One sip in and the tunnel vision begins.
My eyes involuntarily glaze over as I let my body enjoy coming home; a blank Word Doc in front of me, sing-along-metal, my alcohol and me.
The glass feels heavy in my unsteady hand. My last sip still lingers on my lips as I take another and disappear inside the warmth of my own, private oblivion. There’s nothing in that place, just me, the music, and the dark. My head-voice even sits down to enjoy the silence.
I lean back into the sumptuous pleather chair, close my eyes and do the footparts of the drums. Gently.
As the alcohol level in my glass diminishes, so too does my footdrumming until I am barely lifting a couple of toes from the ground every minute or so. We’ve moved from the warm place to the quiet place, where vision begins to blur, the number of blinks increase and my brain is happy to be hearing the voices of other people, respite from mine.
Memory-songs interrupt the silence, jarring me back to people and places from long ago. Being driven to the first day of my job trial by Sonja, a moment that changed my life, resulting in me moving out of my family home via a phone call from Sydney, telling them I got the job and had to start on Monday.
My essentials were posted down in cardboard post boxes, and driven down to me by my heartbroken parents. None of us had had any time to say goodbye. Instead we did it in the driveway of that rundown little house in Sackville Street, mum’s pain radiating from her uncontrollably.
I spent many of the following nights waiting until my boyfriend’s breathing turned into a gentle snore, before allowing myself to cry myself to sleep. I couldn’t even think of my brother’s name, or the nickname I’d called him since he created his own name when he was 2. If I even thought that name, public or alone, the uncontrollable sobs would shake my body until I could no longer hold it in, releasing it in an undignified choke-hiccup.

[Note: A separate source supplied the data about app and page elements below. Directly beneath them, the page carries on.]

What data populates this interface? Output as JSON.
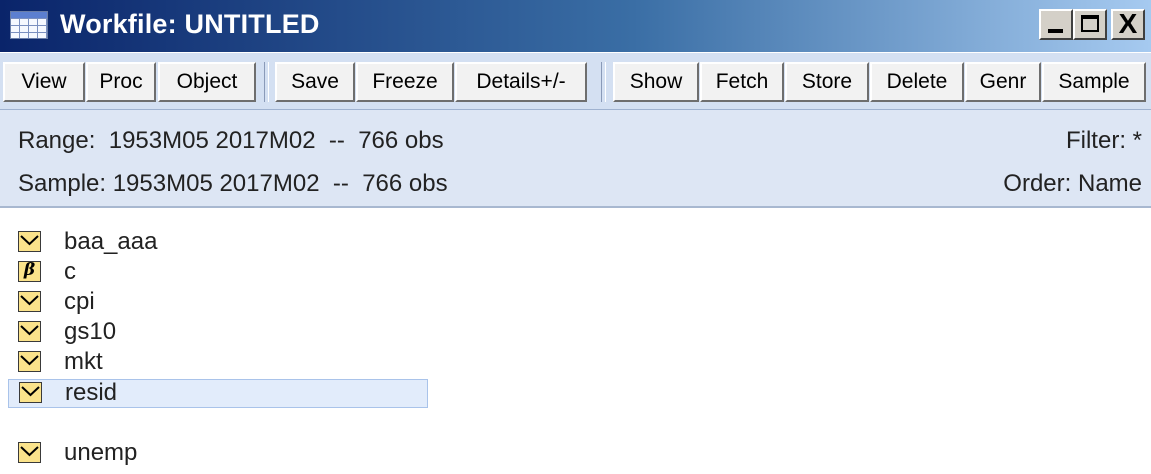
{
  "window": {
    "title": "Workfile: UNTITLED",
    "title_icon": "workfile-grid-icon",
    "controls": {
      "minimize": "_",
      "maximize": "□",
      "close": "X"
    }
  },
  "toolbar": {
    "buttons": [
      "View",
      "Proc",
      "Object",
      "Save",
      "Freeze",
      "Details+/-",
      "Show",
      "Fetch",
      "Store",
      "Delete",
      "Genr",
      "Sample"
    ]
  },
  "info": {
    "range_text": "Range:  1953M05 2017M02  --  766 obs",
    "sample_text": "Sample: 1953M05 2017M02  --  766 obs",
    "filter_text": "Filter: *",
    "order_text": "Order: Name"
  },
  "objects": [
    {
      "name": "baa_aaa",
      "icon": "series-icon",
      "selected": false
    },
    {
      "name": "c",
      "icon": "coefficient-icon",
      "selected": false
    },
    {
      "name": "cpi",
      "icon": "series-icon",
      "selected": false
    },
    {
      "name": "gs10",
      "icon": "series-icon",
      "selected": false
    },
    {
      "name": "mkt",
      "icon": "series-icon",
      "selected": false
    },
    {
      "name": "resid",
      "icon": "series-icon",
      "selected": true
    },
    {
      "name": "unemp",
      "icon": "series-icon",
      "selected": false
    }
  ],
  "colors": {
    "titlebar_start": "#0a246a",
    "titlebar_end": "#a6caf0",
    "toolbar_bg": "#d4e0f2",
    "info_bg": "#dde6f4",
    "icon_fill": "#fbe38b",
    "selection_bg": "#e2ecfb"
  }
}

Moving back to this town gave me a couple more years with my now grown up little brother. Now that he’s gone off to design his own adventure, I find myself back in that place, losing a couple of silent little tears each time I think of him in pain or heartbreak. At least I’m not sobbing, so that’s progress.
A third of the way through my third glass and my maudlin recollections have run their course, and let me float back to the closed-eyes silence and escape-sounds. My singing begins as a soft accompaniment, but quickly turns into the lead, and before I know it, I’m in front of the mirror, serenading a fake audience who simply adore me.

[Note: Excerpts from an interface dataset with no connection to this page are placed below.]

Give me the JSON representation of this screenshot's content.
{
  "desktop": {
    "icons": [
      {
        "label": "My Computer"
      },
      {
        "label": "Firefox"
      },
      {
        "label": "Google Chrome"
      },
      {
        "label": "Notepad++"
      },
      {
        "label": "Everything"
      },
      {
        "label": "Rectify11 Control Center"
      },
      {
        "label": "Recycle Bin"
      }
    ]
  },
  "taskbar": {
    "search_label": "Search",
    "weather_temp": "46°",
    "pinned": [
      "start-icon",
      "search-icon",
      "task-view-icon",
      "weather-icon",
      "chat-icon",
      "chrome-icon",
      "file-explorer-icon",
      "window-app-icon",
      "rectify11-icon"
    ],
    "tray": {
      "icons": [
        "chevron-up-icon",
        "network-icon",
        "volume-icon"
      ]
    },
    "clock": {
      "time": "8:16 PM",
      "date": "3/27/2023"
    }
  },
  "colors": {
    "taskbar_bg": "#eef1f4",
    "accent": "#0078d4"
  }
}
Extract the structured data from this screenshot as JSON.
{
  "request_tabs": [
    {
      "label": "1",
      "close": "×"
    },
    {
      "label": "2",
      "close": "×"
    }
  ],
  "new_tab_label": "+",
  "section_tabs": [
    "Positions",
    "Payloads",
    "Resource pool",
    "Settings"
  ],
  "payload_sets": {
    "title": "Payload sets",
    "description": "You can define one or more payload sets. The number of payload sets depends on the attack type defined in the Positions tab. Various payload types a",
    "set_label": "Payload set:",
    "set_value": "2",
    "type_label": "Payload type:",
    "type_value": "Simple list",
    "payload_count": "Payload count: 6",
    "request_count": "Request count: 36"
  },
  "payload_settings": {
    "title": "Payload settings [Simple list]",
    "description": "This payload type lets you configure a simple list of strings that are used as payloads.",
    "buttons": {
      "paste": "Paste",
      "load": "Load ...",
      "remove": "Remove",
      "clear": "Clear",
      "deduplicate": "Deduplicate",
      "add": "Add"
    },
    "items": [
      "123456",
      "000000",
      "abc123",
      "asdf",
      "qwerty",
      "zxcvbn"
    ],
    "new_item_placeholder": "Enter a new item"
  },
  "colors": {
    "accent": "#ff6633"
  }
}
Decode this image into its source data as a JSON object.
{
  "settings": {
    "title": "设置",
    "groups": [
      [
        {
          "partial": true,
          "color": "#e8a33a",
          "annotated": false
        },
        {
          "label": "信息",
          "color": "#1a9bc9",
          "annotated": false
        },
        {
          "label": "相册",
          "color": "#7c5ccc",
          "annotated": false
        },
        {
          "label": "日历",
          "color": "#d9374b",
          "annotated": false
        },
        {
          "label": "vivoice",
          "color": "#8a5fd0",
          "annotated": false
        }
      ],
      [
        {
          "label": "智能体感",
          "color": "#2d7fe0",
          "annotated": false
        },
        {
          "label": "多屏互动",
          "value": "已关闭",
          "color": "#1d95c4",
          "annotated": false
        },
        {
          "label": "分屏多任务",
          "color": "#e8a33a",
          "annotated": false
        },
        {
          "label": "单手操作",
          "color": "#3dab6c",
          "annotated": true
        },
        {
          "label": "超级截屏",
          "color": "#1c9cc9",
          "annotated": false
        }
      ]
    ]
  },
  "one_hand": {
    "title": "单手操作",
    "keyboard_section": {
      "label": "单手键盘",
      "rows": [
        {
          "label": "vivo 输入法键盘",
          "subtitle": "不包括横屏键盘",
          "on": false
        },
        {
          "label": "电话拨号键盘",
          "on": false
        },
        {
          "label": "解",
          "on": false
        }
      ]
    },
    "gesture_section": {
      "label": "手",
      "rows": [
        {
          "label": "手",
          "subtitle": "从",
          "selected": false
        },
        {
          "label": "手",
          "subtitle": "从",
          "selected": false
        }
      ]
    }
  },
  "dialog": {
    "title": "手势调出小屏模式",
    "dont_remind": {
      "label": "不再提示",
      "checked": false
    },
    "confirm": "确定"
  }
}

This is where the remainder of my night will find me, creating my own music videos and wondering why this hasn’t been turned into a reality TV show already.
This third glass drains quickly and my unsteady feet and vision war with my euphoria. Nine times out of every ten, euphoria wins and a fourth, fifth, sixth glass gets drained while I fall too far down the rabbit hole, my hands scrabbling at the walls for some way to stop before I land at the bottom, shattering the precious things that lie there.
Thankfully, the cloud of my bed calls to me much louder than a night lost in the bottle and I go to bed with my music, my darkness and myself.